View Recipe: Bucatini with Mushrooms
These small, crisp, flaky pastries are truly international. Their origins are in Asia, but you can also find them in Indian,
Middle Eastern, and African cuisines. They’re usually made with a savory filling and served with chutney, marmalade, or sauce.
View Recipe: Curried Vegetable Samosas with Cilantro-Mint Chutney
Toss the pasta and vegetables immediately after cooking. The heat from the pasta will cook the egg, thickening it into a light,
View Recipe: Tomato and Asparagus "Carbonara"
Cut the sprouts lengthwise to keep their shape, about four slices per sprout. They'll be thin enough to get a deep caramelized
sear quickly but still keep a good crunch.
View Recipe: Cavatappi with Browned Brussels Sprouts and Buttery Breadcrumbs
Embrace whole grains with a whole-wheat pasta bowl. This bright, earthy springtime dish uses the entire beet—stems, leaves,
View Recipe: Golden Beet Pasta with Basil-Almond Pesto
Soba noodles lose about 80% of their sodium when cooked in unsalted water.

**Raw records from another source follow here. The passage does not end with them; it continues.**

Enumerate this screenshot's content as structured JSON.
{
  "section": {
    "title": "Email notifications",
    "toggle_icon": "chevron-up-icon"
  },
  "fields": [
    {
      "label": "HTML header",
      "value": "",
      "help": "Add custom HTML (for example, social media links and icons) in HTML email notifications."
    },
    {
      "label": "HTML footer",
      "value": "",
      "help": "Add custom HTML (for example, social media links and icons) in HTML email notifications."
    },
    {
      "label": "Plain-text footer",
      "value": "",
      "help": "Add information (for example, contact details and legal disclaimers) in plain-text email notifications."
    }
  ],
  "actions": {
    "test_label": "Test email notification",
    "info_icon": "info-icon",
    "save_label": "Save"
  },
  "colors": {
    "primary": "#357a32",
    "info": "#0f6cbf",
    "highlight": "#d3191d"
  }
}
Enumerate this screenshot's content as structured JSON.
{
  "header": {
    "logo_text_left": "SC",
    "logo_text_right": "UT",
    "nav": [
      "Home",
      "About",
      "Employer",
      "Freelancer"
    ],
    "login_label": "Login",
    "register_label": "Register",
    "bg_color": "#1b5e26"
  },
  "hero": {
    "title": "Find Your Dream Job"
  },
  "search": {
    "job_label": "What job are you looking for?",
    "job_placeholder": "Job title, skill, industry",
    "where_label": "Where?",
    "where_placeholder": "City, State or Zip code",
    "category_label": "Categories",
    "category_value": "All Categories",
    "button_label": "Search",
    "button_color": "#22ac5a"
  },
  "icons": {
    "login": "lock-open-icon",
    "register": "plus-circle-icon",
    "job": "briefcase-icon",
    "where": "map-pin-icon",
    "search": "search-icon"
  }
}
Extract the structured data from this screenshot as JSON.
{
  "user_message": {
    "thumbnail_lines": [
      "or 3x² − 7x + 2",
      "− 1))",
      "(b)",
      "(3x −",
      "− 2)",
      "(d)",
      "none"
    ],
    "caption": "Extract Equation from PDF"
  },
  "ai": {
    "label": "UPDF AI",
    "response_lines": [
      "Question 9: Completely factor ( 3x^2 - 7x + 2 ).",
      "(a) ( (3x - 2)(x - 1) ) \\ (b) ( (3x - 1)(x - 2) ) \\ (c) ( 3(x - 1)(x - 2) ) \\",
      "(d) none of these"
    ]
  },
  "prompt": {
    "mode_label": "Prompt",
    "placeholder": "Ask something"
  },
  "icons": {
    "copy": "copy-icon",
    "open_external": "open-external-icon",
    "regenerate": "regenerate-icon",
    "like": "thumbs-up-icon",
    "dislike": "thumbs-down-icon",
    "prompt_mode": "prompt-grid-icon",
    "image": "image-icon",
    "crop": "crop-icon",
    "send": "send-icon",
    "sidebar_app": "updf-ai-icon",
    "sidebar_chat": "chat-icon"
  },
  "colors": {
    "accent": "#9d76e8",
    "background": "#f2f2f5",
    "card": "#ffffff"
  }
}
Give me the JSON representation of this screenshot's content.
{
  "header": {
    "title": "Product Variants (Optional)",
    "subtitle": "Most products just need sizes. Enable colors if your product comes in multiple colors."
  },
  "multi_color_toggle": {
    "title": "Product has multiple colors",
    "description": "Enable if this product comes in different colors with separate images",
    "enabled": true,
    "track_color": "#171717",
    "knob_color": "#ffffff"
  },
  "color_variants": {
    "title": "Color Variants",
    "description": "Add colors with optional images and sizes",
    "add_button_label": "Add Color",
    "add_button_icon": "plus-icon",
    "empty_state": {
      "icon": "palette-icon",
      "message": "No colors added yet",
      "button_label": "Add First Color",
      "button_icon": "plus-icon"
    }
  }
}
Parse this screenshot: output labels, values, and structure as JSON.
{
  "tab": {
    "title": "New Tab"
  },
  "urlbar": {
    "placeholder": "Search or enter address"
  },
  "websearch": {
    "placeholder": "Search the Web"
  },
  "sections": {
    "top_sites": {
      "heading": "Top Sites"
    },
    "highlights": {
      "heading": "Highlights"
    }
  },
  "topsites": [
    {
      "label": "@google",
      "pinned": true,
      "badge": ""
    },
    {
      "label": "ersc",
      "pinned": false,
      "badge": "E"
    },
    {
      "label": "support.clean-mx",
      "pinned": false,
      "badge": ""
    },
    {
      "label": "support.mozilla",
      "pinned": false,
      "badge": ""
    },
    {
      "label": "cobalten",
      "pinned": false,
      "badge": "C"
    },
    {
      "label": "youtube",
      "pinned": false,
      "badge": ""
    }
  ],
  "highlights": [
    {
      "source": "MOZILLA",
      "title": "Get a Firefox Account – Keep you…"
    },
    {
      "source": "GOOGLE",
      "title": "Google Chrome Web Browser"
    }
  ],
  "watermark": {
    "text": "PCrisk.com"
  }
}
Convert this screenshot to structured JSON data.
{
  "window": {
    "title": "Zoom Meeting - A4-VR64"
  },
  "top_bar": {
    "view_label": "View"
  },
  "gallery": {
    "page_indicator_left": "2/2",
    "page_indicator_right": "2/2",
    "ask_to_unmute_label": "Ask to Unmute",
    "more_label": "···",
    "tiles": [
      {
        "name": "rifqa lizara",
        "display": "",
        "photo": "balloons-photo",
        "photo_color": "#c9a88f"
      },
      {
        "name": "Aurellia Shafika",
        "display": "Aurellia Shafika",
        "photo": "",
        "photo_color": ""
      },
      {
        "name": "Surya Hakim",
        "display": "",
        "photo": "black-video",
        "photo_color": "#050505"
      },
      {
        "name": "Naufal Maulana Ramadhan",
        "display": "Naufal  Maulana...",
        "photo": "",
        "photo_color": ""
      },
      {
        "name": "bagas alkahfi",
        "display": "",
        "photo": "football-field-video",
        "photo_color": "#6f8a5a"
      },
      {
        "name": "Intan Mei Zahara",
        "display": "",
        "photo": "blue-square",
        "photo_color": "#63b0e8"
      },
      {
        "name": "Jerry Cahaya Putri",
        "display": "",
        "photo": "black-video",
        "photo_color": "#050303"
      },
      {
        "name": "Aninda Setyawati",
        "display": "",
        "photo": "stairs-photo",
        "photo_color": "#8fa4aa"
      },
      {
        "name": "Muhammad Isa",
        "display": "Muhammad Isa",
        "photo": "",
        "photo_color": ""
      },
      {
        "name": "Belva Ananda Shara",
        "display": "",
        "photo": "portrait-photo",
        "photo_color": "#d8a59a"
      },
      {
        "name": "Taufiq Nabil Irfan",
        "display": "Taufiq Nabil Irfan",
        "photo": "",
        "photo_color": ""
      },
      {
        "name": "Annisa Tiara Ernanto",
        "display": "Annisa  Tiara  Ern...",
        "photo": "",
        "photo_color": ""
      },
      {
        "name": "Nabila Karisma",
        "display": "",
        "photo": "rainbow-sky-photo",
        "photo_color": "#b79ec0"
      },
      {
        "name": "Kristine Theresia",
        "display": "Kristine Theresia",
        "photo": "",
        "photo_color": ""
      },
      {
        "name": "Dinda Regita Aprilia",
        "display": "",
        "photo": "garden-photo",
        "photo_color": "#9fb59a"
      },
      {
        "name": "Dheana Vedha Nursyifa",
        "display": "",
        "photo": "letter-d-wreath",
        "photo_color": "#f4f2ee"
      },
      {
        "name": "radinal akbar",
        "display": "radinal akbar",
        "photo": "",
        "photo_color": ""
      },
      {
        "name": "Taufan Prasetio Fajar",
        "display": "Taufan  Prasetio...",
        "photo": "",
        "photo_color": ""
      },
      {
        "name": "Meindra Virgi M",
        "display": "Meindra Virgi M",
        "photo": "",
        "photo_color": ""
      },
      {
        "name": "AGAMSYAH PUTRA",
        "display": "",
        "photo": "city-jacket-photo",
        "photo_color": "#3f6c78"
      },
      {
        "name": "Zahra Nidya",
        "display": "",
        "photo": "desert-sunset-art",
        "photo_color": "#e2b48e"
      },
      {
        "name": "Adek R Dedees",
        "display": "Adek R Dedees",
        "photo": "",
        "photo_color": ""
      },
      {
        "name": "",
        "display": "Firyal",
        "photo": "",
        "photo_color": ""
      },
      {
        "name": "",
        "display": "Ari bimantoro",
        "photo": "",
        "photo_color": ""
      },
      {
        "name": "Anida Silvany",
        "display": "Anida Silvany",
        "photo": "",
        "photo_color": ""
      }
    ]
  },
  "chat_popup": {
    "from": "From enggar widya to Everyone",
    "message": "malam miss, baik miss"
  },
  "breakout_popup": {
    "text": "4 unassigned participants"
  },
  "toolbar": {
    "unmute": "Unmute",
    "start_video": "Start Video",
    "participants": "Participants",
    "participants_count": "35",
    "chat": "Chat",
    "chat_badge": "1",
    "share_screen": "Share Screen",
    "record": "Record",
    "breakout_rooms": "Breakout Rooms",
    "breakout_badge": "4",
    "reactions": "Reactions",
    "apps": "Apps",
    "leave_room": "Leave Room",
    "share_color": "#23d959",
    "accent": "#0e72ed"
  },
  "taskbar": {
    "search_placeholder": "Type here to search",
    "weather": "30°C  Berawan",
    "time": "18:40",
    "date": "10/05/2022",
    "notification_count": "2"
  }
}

Rinse and drain the soba thoroughly after cooking
to remove any lingering salt.
View Recipe: Soba Noodles with Miso-Glazed Tofu and Vegetables